Measurement of nitrogen content in rice by inversion of hyperspectral reflectance data from an unmanned aerial vehicle
ABSTRACT: The Nitrogen content of rice leaves has a significant effect on growth quality and crop yield. We proposed and demonstrated a non-invasive method for the quantitative inversion of rice nitrogen content based on hyperspectral remote sensing data collected by an unmanned aerial vehicle (UAV). Rice canopy albedo images were acquired by a hyperspectral imager onboard an M600-UAV platform. The radiation calibration method was then used to process these data and the reflectance of canopy leaves was acquired. Experimental validation was conducted using the rice field of Shenyang Agricultural University, which was classified into 4 fertilizer levels: zero nitrogen, low nitrogen, normal nitrogen, and high nitrogen. Gaussian process regression (GPR) was then used to train the inversion algorithm to identify specific spectral bands with the highest contribution.
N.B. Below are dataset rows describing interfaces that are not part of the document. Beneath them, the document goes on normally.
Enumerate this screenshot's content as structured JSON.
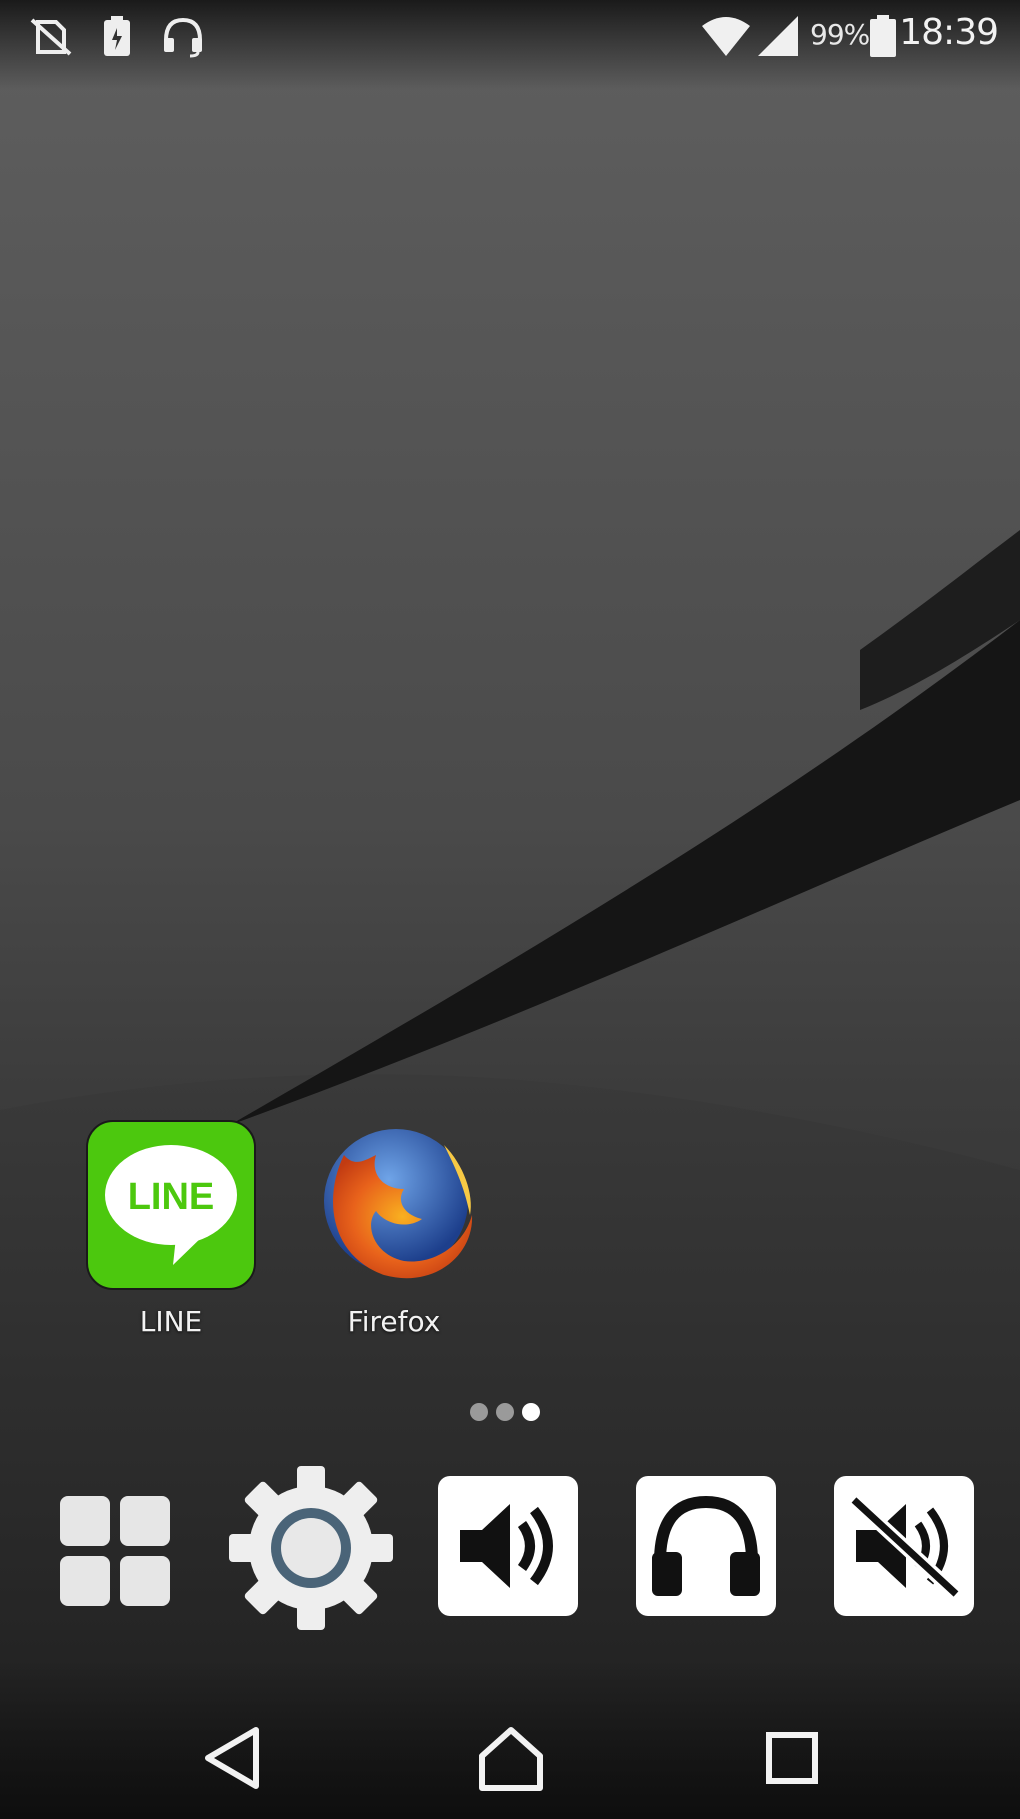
{
  "status_bar": {
    "time": "18:39",
    "battery_percent": "99%",
    "left_icons": [
      "no-sim-icon",
      "battery-saver-icon",
      "headset-mic-icon"
    ],
    "right_icons": [
      "wifi-icon",
      "cell-signal-icon",
      "battery-icon"
    ]
  },
  "home": {
    "apps": [
      {
        "label": "LINE",
        "icon": "line-app-icon",
        "icon_text": "LINE",
        "color": "#4cc80e"
      },
      {
        "label": "Firefox",
        "icon": "firefox-app-icon",
        "color": "#e8621b"
      }
    ],
    "page_indicator": {
      "pages": 3,
      "current": 3
    }
  },
  "dock": {
    "items": [
      "app-drawer-icon",
      "settings-icon",
      "speaker-icon",
      "headphone-icon",
      "mute-icon"
    ]
  },
  "navigation": {
    "buttons": [
      "back-icon",
      "home-icon",
      "recents-icon"
    ]
  },
  "colors": {
    "line_green": "#4cc80e",
    "settings_ring": "#4a6478",
    "firefox_orange": "#e8621b",
    "firefox_blue": "#2d5fb5"
  }
}
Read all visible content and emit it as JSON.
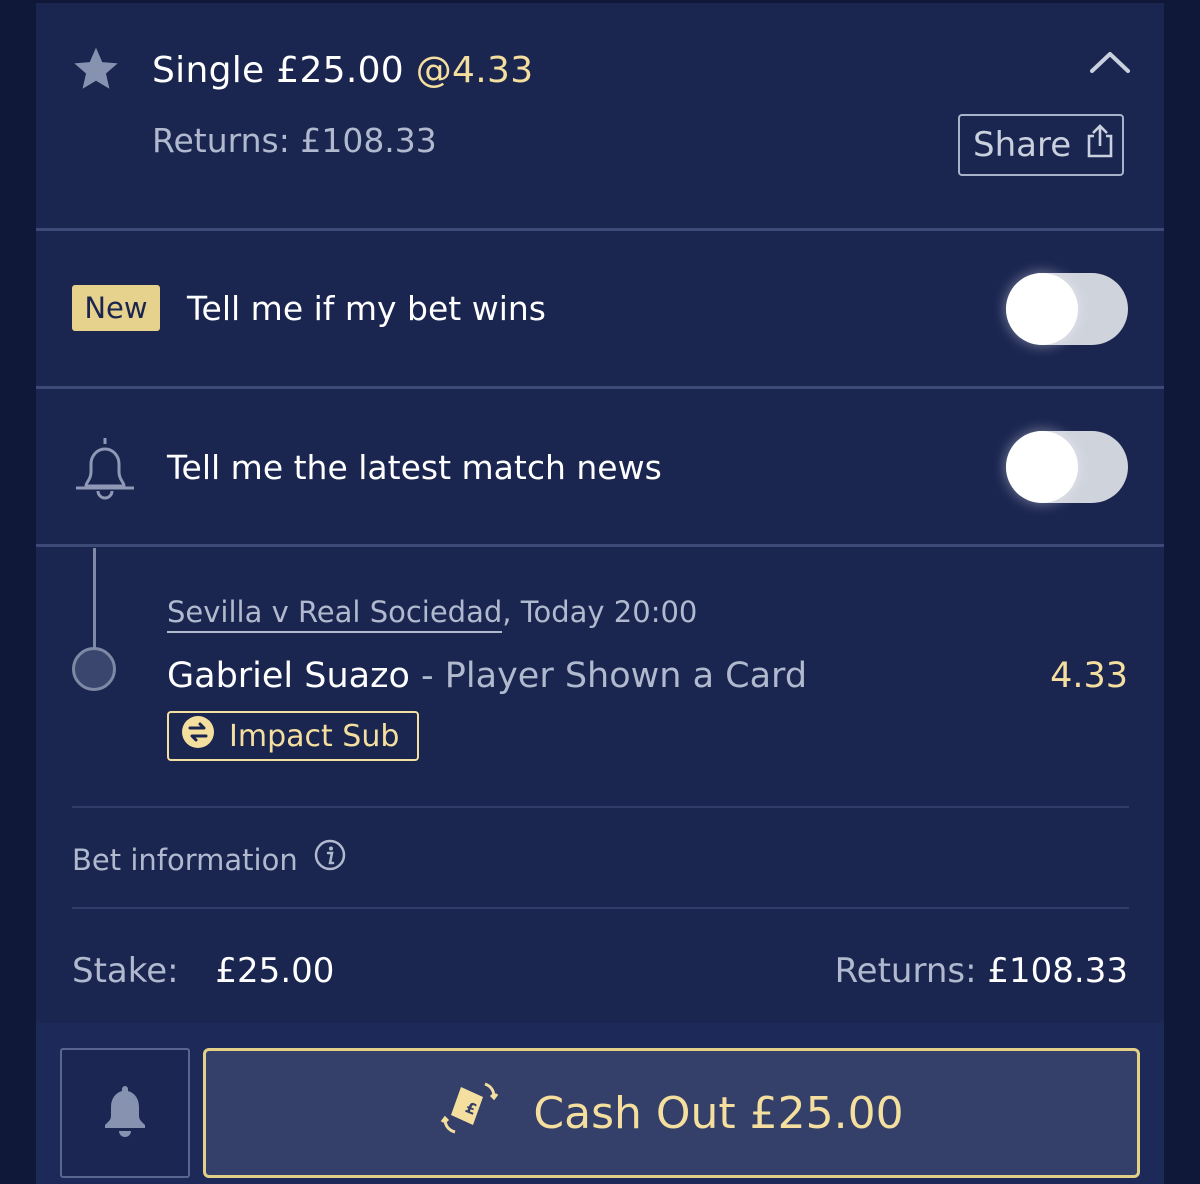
{
  "header": {
    "bet_type": "Single",
    "stake": "£25.00",
    "odds": "@4.33",
    "returns_label": "Returns:",
    "returns_value": "£108.33",
    "share_label": "Share"
  },
  "notifications": {
    "new_badge": "New",
    "bet_wins_label": "Tell me if my bet wins",
    "bet_wins_enabled": false,
    "match_news_label": "Tell me the latest match news",
    "match_news_enabled": false
  },
  "selection": {
    "event": "Sevilla v Real Sociedad",
    "event_time": ", Today 20:00",
    "player": "Gabriel Suazo",
    "market": " - Player Shown a Card",
    "odds": "4.33",
    "impact_label": "Impact Sub"
  },
  "bet_info": {
    "label": "Bet information"
  },
  "summary": {
    "stake_label": "Stake:",
    "stake_value": "£25.00",
    "returns_label": "Returns:",
    "returns_value": "£108.33"
  },
  "footer": {
    "cashout_label": "Cash Out £25.00"
  },
  "colors": {
    "background": "#1a2550",
    "accent_gold": "#f5df9e",
    "muted_text": "#b0b9cd"
  }
}
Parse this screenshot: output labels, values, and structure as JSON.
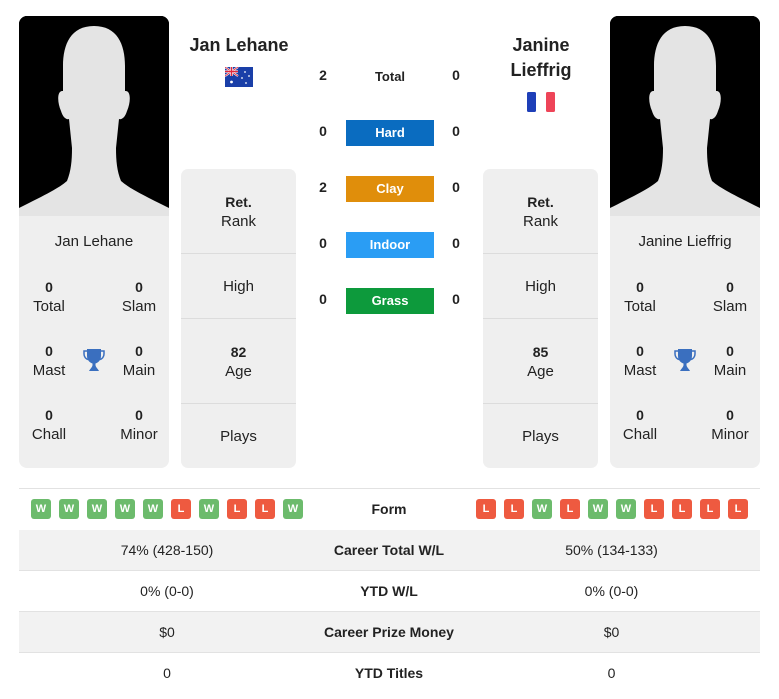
{
  "player1": {
    "name": "Jan Lehane",
    "card_name": "Jan Lehane",
    "flag": "australia-flag",
    "titles": {
      "total": {
        "value": "0",
        "label": "Total"
      },
      "slam": {
        "value": "0",
        "label": "Slam"
      },
      "mast": {
        "value": "0",
        "label": "Mast"
      },
      "main": {
        "value": "0",
        "label": "Main"
      },
      "chall": {
        "value": "0",
        "label": "Chall"
      },
      "minor": {
        "value": "0",
        "label": "Minor"
      }
    },
    "info": {
      "rank_value": "Ret.",
      "rank_label": "Rank",
      "high_label": "High",
      "age_value": "82",
      "age_label": "Age",
      "plays_label": "Plays"
    },
    "form": [
      "W",
      "W",
      "W",
      "W",
      "W",
      "L",
      "W",
      "L",
      "L",
      "W"
    ],
    "career_wl": "74% (428-150)",
    "ytd_wl": "0% (0-0)",
    "prize": "$0",
    "ytd_titles": "0"
  },
  "player2": {
    "name_line1": "Janine",
    "name_line2": "Lieffrig",
    "card_name": "Janine Lieffrig",
    "flag": "france-flag",
    "titles": {
      "total": {
        "value": "0",
        "label": "Total"
      },
      "slam": {
        "value": "0",
        "label": "Slam"
      },
      "mast": {
        "value": "0",
        "label": "Mast"
      },
      "main": {
        "value": "0",
        "label": "Main"
      },
      "chall": {
        "value": "0",
        "label": "Chall"
      },
      "minor": {
        "value": "0",
        "label": "Minor"
      }
    },
    "info": {
      "rank_value": "Ret.",
      "rank_label": "Rank",
      "high_label": "High",
      "age_value": "85",
      "age_label": "Age",
      "plays_label": "Plays"
    },
    "form": [
      "L",
      "L",
      "W",
      "L",
      "W",
      "W",
      "L",
      "L",
      "L",
      "L"
    ],
    "career_wl": "50% (134-133)",
    "ytd_wl": "0% (0-0)",
    "prize": "$0",
    "ytd_titles": "0"
  },
  "h2h": {
    "total": {
      "label": "Total",
      "p1": "2",
      "p2": "0"
    },
    "surfaces": [
      {
        "label": "Hard",
        "p1": "0",
        "p2": "0",
        "color": "#0a6cc0"
      },
      {
        "label": "Clay",
        "p1": "2",
        "p2": "0",
        "color": "#e08e0b"
      },
      {
        "label": "Indoor",
        "p1": "0",
        "p2": "0",
        "color": "#2a9df4"
      },
      {
        "label": "Grass",
        "p1": "0",
        "p2": "0",
        "color": "#0d9a3c"
      }
    ]
  },
  "table": {
    "form_label": "Form",
    "career_wl_label": "Career Total W/L",
    "ytd_wl_label": "YTD W/L",
    "prize_label": "Career Prize Money",
    "ytd_titles_label": "YTD Titles"
  },
  "colors": {
    "win": "#6cbb6c",
    "loss": "#ee5a40",
    "trophy": "#3a6fbf"
  }
}
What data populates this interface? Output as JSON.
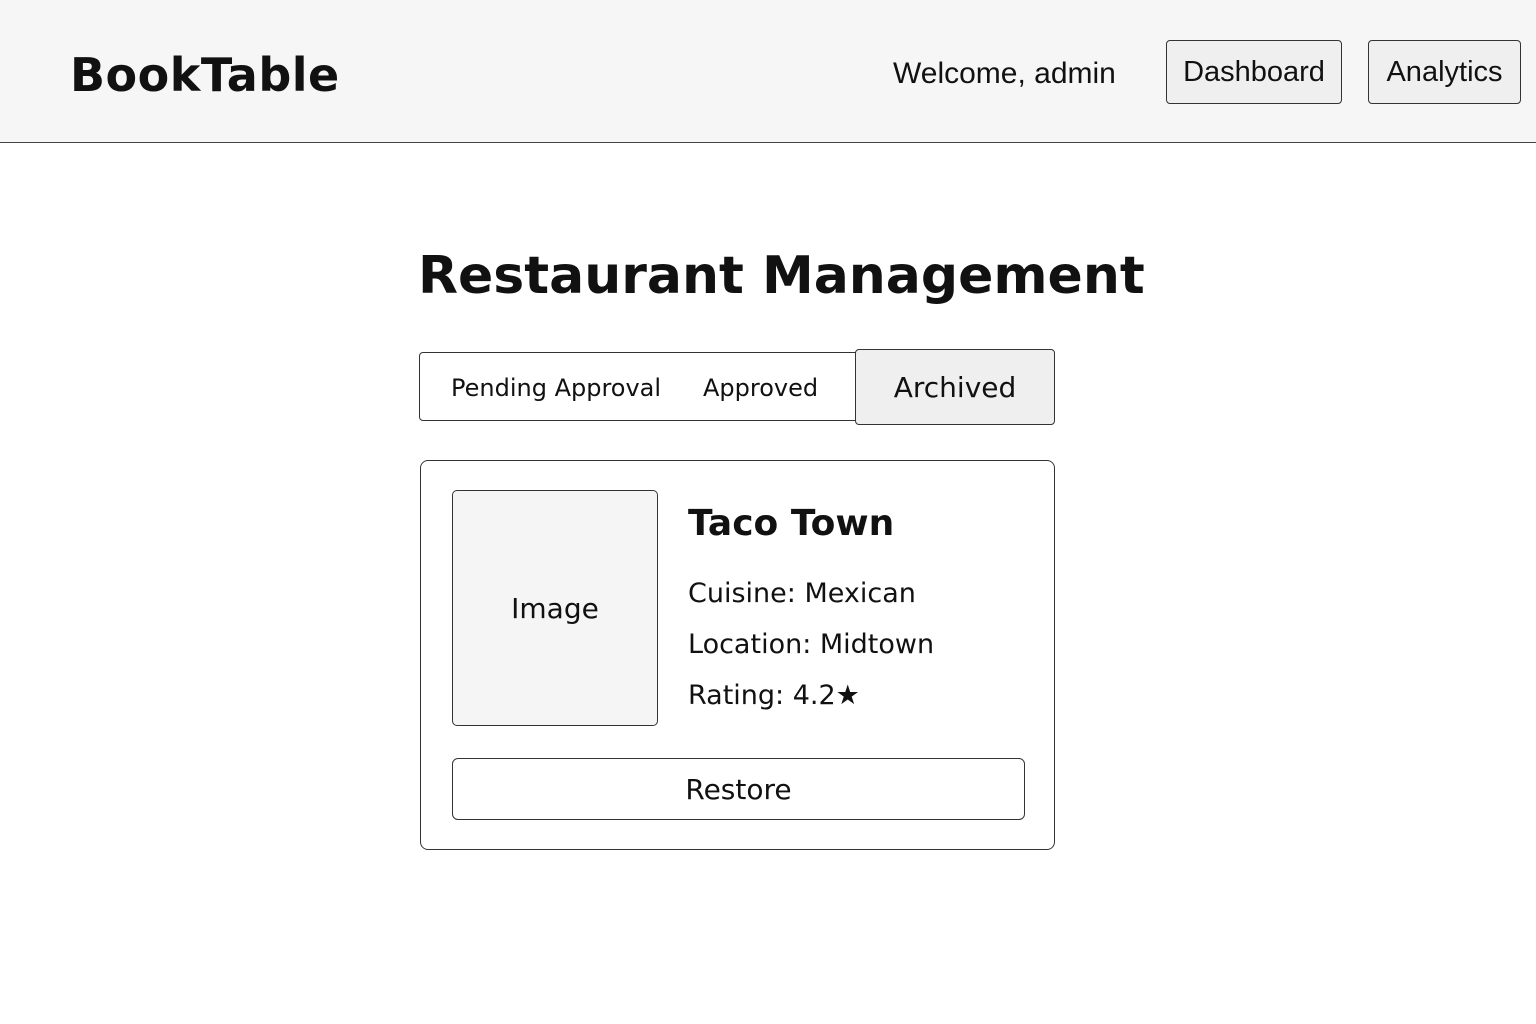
{
  "header": {
    "brand": "BookTable",
    "welcome": "Welcome, admin",
    "nav": {
      "dashboard": "Dashboard",
      "analytics": "Analytics"
    }
  },
  "main": {
    "title": "Restaurant Management",
    "tabs": {
      "pending": "Pending Approval",
      "approved": "Approved",
      "archived": "Archived",
      "active": "Archived"
    },
    "restaurant": {
      "image_label": "Image",
      "name": "Taco Town",
      "cuisine": "Cuisine: Mexican",
      "location": "Location: Midtown",
      "rating": "Rating: 4.2★",
      "action": "Restore"
    }
  }
}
This led to a reduction in noise and a higher inversion accuracy. Principal component analysis (PCA) was also used for dimensionality reduction, thereby reducing redundant information and significantly increasing efficiency. A comparison with ground truth measurements demonstrated that the proposed technique was successful in establishing a nitrogen inversion model, the accuracy of which was quantified using a linear fit (R2=0.8525) and the root mean square error (RMSE=0.9507). These results support the use of GPR and provide a theoretical basis for the inversion of rice nitrogen by UAV hyperspectral remote sensing.